::: RECORDS TO USE :::

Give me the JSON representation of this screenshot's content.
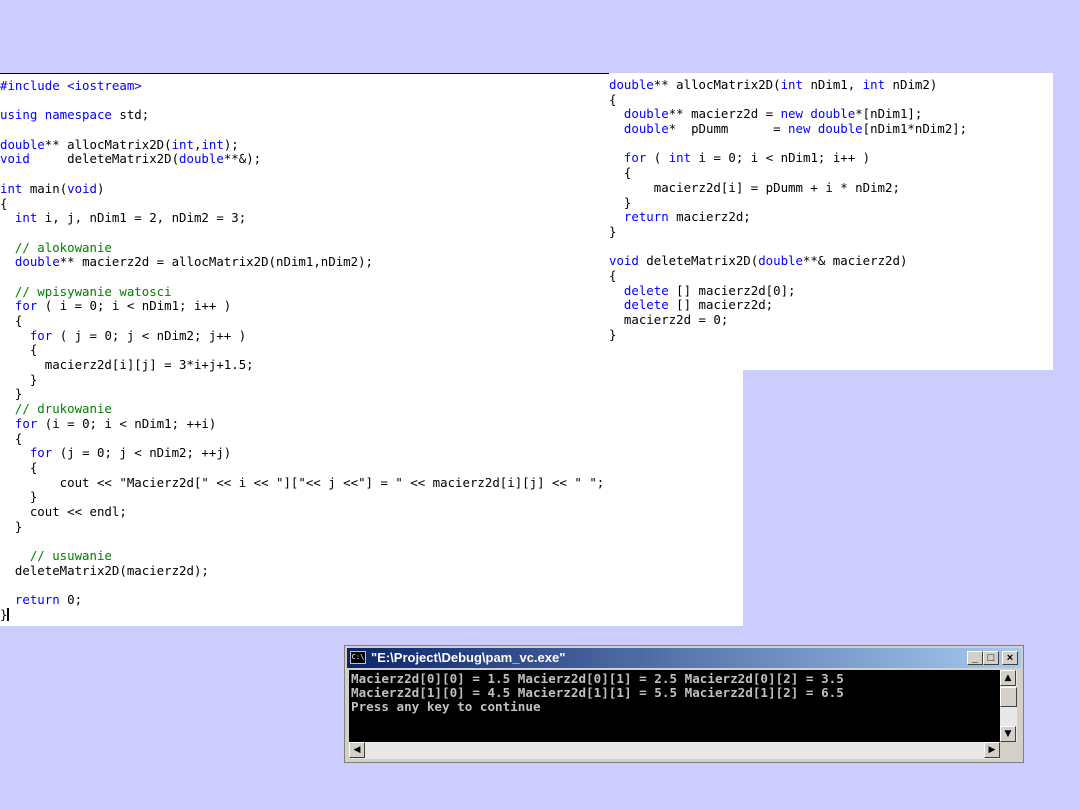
{
  "main_code": {
    "lines": [
      [
        {
          "t": "#include <iostream>",
          "c": "kw"
        }
      ],
      [],
      [
        {
          "t": "using namespace",
          "c": "kw"
        },
        {
          "t": " std;"
        }
      ],
      [],
      [
        {
          "t": "double",
          "c": "kw"
        },
        {
          "t": "** allocMatrix2D("
        },
        {
          "t": "int",
          "c": "kw"
        },
        {
          "t": ","
        },
        {
          "t": "int",
          "c": "kw"
        },
        {
          "t": ");"
        }
      ],
      [
        {
          "t": "void",
          "c": "kw"
        },
        {
          "t": "     deleteMatrix2D("
        },
        {
          "t": "double",
          "c": "kw"
        },
        {
          "t": "**&);"
        }
      ],
      [],
      [
        {
          "t": "int",
          "c": "kw"
        },
        {
          "t": " main("
        },
        {
          "t": "void",
          "c": "kw"
        },
        {
          "t": ")"
        }
      ],
      [
        {
          "t": "{"
        }
      ],
      [
        {
          "t": "  "
        },
        {
          "t": "int",
          "c": "kw"
        },
        {
          "t": " i, j, nDim1 = 2, nDim2 = 3;"
        }
      ],
      [],
      [
        {
          "t": "  // alokowanie",
          "c": "cm"
        }
      ],
      [
        {
          "t": "  "
        },
        {
          "t": "double",
          "c": "kw"
        },
        {
          "t": "** macierz2d = allocMatrix2D(nDim1,nDim2);"
        }
      ],
      [],
      [
        {
          "t": "  // wpisywanie watosci",
          "c": "cm"
        }
      ],
      [
        {
          "t": "  "
        },
        {
          "t": "for",
          "c": "kw"
        },
        {
          "t": " ( i = 0; i < nDim1; i++ )"
        }
      ],
      [
        {
          "t": "  {"
        }
      ],
      [
        {
          "t": "    "
        },
        {
          "t": "for",
          "c": "kw"
        },
        {
          "t": " ( j = 0; j < nDim2; j++ )"
        }
      ],
      [
        {
          "t": "    {"
        }
      ],
      [
        {
          "t": "      macierz2d[i][j] = 3*i+j+1.5;"
        }
      ],
      [
        {
          "t": "    }"
        }
      ],
      [
        {
          "t": "  }"
        }
      ],
      [
        {
          "t": "  // drukowanie",
          "c": "cm"
        }
      ],
      [
        {
          "t": "  "
        },
        {
          "t": "for",
          "c": "kw"
        },
        {
          "t": " (i = 0; i < nDim1; ++i)"
        }
      ],
      [
        {
          "t": "  {"
        }
      ],
      [
        {
          "t": "    "
        },
        {
          "t": "for",
          "c": "kw"
        },
        {
          "t": " (j = 0; j < nDim2; ++j)"
        }
      ],
      [
        {
          "t": "    {"
        }
      ],
      [
        {
          "t": "        cout << \"Macierz2d[\" << i << \"][\"<< j <<\"] = \" << macierz2d[i][j] << \" \";"
        }
      ],
      [
        {
          "t": "    }"
        }
      ],
      [
        {
          "t": "    cout << endl;"
        }
      ],
      [
        {
          "t": "  }"
        }
      ],
      [],
      [
        {
          "t": "    // usuwanie",
          "c": "cm"
        }
      ],
      [
        {
          "t": "  deleteMatrix2D(macierz2d);"
        }
      ],
      [],
      [
        {
          "t": "  "
        },
        {
          "t": "return",
          "c": "kw"
        },
        {
          "t": " 0;"
        }
      ],
      [
        {
          "t": "}",
          "caret": true
        }
      ]
    ]
  },
  "right_code": {
    "lines": [
      [
        {
          "t": "double",
          "c": "kw"
        },
        {
          "t": "** allocMatrix2D("
        },
        {
          "t": "int",
          "c": "kw"
        },
        {
          "t": " nDim1, "
        },
        {
          "t": "int",
          "c": "kw"
        },
        {
          "t": " nDim2)"
        }
      ],
      [
        {
          "t": "{"
        }
      ],
      [
        {
          "t": "  "
        },
        {
          "t": "double",
          "c": "kw"
        },
        {
          "t": "** macierz2d = "
        },
        {
          "t": "new double",
          "c": "kw"
        },
        {
          "t": "*[nDim1];"
        }
      ],
      [
        {
          "t": "  "
        },
        {
          "t": "double",
          "c": "kw"
        },
        {
          "t": "*  pDumm      = "
        },
        {
          "t": "new double",
          "c": "kw"
        },
        {
          "t": "[nDim1*nDim2];"
        }
      ],
      [],
      [
        {
          "t": "  "
        },
        {
          "t": "for",
          "c": "kw"
        },
        {
          "t": " ( "
        },
        {
          "t": "int",
          "c": "kw"
        },
        {
          "t": " i = 0; i < nDim1; i++ )"
        }
      ],
      [
        {
          "t": "  {"
        }
      ],
      [
        {
          "t": "      macierz2d[i] = pDumm + i * nDim2;"
        }
      ],
      [
        {
          "t": "  }"
        }
      ],
      [
        {
          "t": "  "
        },
        {
          "t": "return",
          "c": "kw"
        },
        {
          "t": " macierz2d;"
        }
      ],
      [
        {
          "t": "}"
        }
      ],
      [],
      [
        {
          "t": "void",
          "c": "kw"
        },
        {
          "t": " deleteMatrix2D("
        },
        {
          "t": "double",
          "c": "kw"
        },
        {
          "t": "**& macierz2d)"
        }
      ],
      [
        {
          "t": "{"
        }
      ],
      [
        {
          "t": "  "
        },
        {
          "t": "delete",
          "c": "kw"
        },
        {
          "t": " [] macierz2d[0];"
        }
      ],
      [
        {
          "t": "  "
        },
        {
          "t": "delete",
          "c": "kw"
        },
        {
          "t": " [] macierz2d;"
        }
      ],
      [
        {
          "t": "  macierz2d = 0;"
        }
      ],
      [
        {
          "t": "}"
        }
      ]
    ]
  },
  "console": {
    "title": "\"E:\\Project\\Debug\\pam_vc.exe\"",
    "icon": "console-app-icon",
    "icon_text": "C:\\",
    "buttons": {
      "minimize": "_",
      "maximize": "□",
      "close": "×"
    },
    "output": [
      "Macierz2d[0][0] = 1.5 Macierz2d[0][1] = 2.5 Macierz2d[0][2] = 3.5",
      "Macierz2d[1][0] = 4.5 Macierz2d[1][1] = 5.5 Macierz2d[1][2] = 6.5",
      "Press any key to continue"
    ],
    "scroll": {
      "up": "▲",
      "down": "▼",
      "left": "◀",
      "right": "▶"
    }
  },
  "colors": {
    "background": "#ccccff",
    "keyword": "#0000ff",
    "comment": "#008000"
  }
}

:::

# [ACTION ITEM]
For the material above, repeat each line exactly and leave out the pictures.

# [ANSWER TO THIS PROBLEM]
Give me the JSON representation of this screenshot's content.
{
  "main_code": {
    "lines": [
      [
        {
          "t": "#include <iostream>",
          "c": "kw"
        }
      ],
      [],
      [
        {
          "t": "using namespace",
          "c": "kw"
        },
        {
          "t": " std;"
        }
      ],
      [],
      [
        {
          "t": "double",
          "c": "kw"
        },
        {
          "t": "** allocMatrix2D("
        },
        {
          "t": "int",
          "c": "kw"
        },
        {
          "t": ","
        },
        {
          "t": "int",
          "c": "kw"
        },
        {
          "t": ");"
        }
      ],
      [
        {
          "t": "void",
          "c": "kw"
        },
        {
          "t": "     deleteMatrix2D("
        },
        {
          "t": "double",
          "c": "kw"
        },
        {
          "t": "**&);"
        }
      ],
      [],
      [
        {
          "t": "int",
          "c": "kw"
        },
        {
          "t": " main("
        },
        {
          "t": "void",
          "c": "kw"
        },
        {
          "t": ")"
        }
      ],
      [
        {
          "t": "{"
        }
      ],
      [
        {
          "t": "  "
        },
        {
          "t": "int",
          "c": "kw"
        },
        {
          "t": " i, j, nDim1 = 2, nDim2 = 3;"
        }
      ],
      [],
      [
        {
          "t": "  // alokowanie",
          "c": "cm"
        }
      ],
      [
        {
          "t": "  "
        },
        {
          "t": "double",
          "c": "kw"
        },
        {
          "t": "** macierz2d = allocMatrix2D(nDim1,nDim2);"
        }
      ],
      [],
      [
        {
          "t": "  // wpisywanie watosci",
          "c": "cm"
        }
      ],
      [
        {
          "t": "  "
        },
        {
          "t": "for",
          "c": "kw"
        },
        {
          "t": " ( i = 0; i < nDim1; i++ )"
        }
      ],
      [
        {
          "t": "  {"
        }
      ],
      [
        {
          "t": "    "
        },
        {
          "t": "for",
          "c": "kw"
        },
        {
          "t": " ( j = 0; j < nDim2; j++ )"
        }
      ],
      [
        {
          "t": "    {"
        }
      ],
      [
        {
          "t": "      macierz2d[i][j] = 3*i+j+1.5;"
        }
      ],
      [
        {
          "t": "    }"
        }
      ],
      [
        {
          "t": "  }"
        }
      ],
      [
        {
          "t": "  // drukowanie",
          "c": "cm"
        }
      ],
      [
        {
          "t": "  "
        },
        {
          "t": "for",
          "c": "kw"
        },
        {
          "t": " (i = 0; i < nDim1; ++i)"
        }
      ],
      [
        {
          "t": "  {"
        }
      ],
      [
        {
          "t": "    "
        },
        {
          "t": "for",
          "c": "kw"
        },
        {
          "t": " (j = 0; j < nDim2; ++j)"
        }
      ],
      [
        {
          "t": "    {"
        }
      ],
      [
        {
          "t": "        cout << \"Macierz2d[\" << i << \"][\"<< j <<\"] = \" << macierz2d[i][j] << \" \";"
        }
      ],
      [
        {
          "t": "    }"
        }
      ],
      [
        {
          "t": "    cout << endl;"
        }
      ],
      [
        {
          "t": "  }"
        }
      ],
      [],
      [
        {
          "t": "    // usuwanie",
          "c": "cm"
        }
      ],
      [
        {
          "t": "  deleteMatrix2D(macierz2d);"
        }
      ],
      [],
      [
        {
          "t": "  "
        },
        {
          "t": "return",
          "c": "kw"
        },
        {
          "t": " 0;"
        }
      ],
      [
        {
          "t": "}",
          "caret": true
        }
      ]
    ]
  },
  "right_code": {
    "lines": [
      [
        {
          "t": "double",
          "c": "kw"
        },
        {
          "t": "** allocMatrix2D("
        },
        {
          "t": "int",
          "c": "kw"
        },
        {
          "t": " nDim1, "
        },
        {
          "t": "int",
          "c": "kw"
        },
        {
          "t": " nDim2)"
        }
      ],
      [
        {
          "t": "{"
        }
      ],
      [
        {
          "t": "  "
        },
        {
          "t": "double",
          "c": "kw"
        },
        {
          "t": "** macierz2d = "
        },
        {
          "t": "new double",
          "c": "kw"
        },
        {
          "t": "*[nDim1];"
        }
      ],
      [
        {
          "t": "  "
        },
        {
          "t": "double",
          "c": "kw"
        },
        {
          "t": "*  pDumm      = "
        },
        {
          "t": "new double",
          "c": "kw"
        },
        {
          "t": "[nDim1*nDim2];"
        }
      ],
      [],
      [
        {
          "t": "  "
        },
        {
          "t": "for",
          "c": "kw"
        },
        {
          "t": " ( "
        },
        {
          "t": "int",
          "c": "kw"
        },
        {
          "t": " i = 0; i < nDim1; i++ )"
        }
      ],
      [
        {
          "t": "  {"
        }
      ],
      [
        {
          "t": "      macierz2d[i] = pDumm + i * nDim2;"
        }
      ],
      [
        {
          "t": "  }"
        }
      ],
      [
        {
          "t": "  "
        },
        {
          "t": "return",
          "c": "kw"
        },
        {
          "t": " macierz2d;"
        }
      ],
      [
        {
          "t": "}"
        }
      ],
      [],
      [
        {
          "t": "void",
          "c": "kw"
        },
        {
          "t": " deleteMatrix2D("
        },
        {
          "t": "double",
          "c": "kw"
        },
        {
          "t": "**& macierz2d)"
        }
      ],
      [
        {
          "t": "{"
        }
      ],
      [
        {
          "t": "  "
        },
        {
          "t": "delete",
          "c": "kw"
        },
        {
          "t": " [] macierz2d[0];"
        }
      ],
      [
        {
          "t": "  "
        },
        {
          "t": "delete",
          "c": "kw"
        },
        {
          "t": " [] macierz2d;"
        }
      ],
      [
        {
          "t": "  macierz2d = 0;"
        }
      ],
      [
        {
          "t": "}"
        }
      ]
    ]
  },
  "console": {
    "title": "\"E:\\Project\\Debug\\pam_vc.exe\"",
    "icon": "console-app-icon",
    "icon_text": "C:\\",
    "buttons": {
      "minimize": "_",
      "maximize": "□",
      "close": "×"
    },
    "output": [
      "Macierz2d[0][0] = 1.5 Macierz2d[0][1] = 2.5 Macierz2d[0][2] = 3.5",
      "Macierz2d[1][0] = 4.5 Macierz2d[1][1] = 5.5 Macierz2d[1][2] = 6.5",
      "Press any key to continue"
    ],
    "scroll": {
      "up": "▲",
      "down": "▼",
      "left": "◀",
      "right": "▶"
    }
  },
  "colors": {
    "background": "#ccccff",
    "keyword": "#0000ff",
    "comment": "#008000"
  }
}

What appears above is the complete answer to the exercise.